**ACTION ITEM**
From the entries below, count the lines holding the word "title" and give nothing but the number.
|---|
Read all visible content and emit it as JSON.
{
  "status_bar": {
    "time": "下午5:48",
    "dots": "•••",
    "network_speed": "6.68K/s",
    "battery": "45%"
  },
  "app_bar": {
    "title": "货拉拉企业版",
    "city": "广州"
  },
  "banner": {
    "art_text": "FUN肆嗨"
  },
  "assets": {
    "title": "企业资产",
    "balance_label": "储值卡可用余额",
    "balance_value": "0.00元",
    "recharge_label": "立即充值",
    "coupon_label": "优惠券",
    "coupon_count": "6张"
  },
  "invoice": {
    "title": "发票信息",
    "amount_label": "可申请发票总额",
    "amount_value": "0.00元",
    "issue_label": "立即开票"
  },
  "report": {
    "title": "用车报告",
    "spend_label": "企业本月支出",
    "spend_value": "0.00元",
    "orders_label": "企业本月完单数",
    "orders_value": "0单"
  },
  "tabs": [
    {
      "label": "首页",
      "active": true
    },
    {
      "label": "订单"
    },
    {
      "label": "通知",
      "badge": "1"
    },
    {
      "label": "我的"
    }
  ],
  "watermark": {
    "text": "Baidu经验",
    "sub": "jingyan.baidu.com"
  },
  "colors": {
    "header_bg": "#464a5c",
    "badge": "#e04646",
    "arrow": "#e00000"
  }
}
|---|
**ANSWER**
4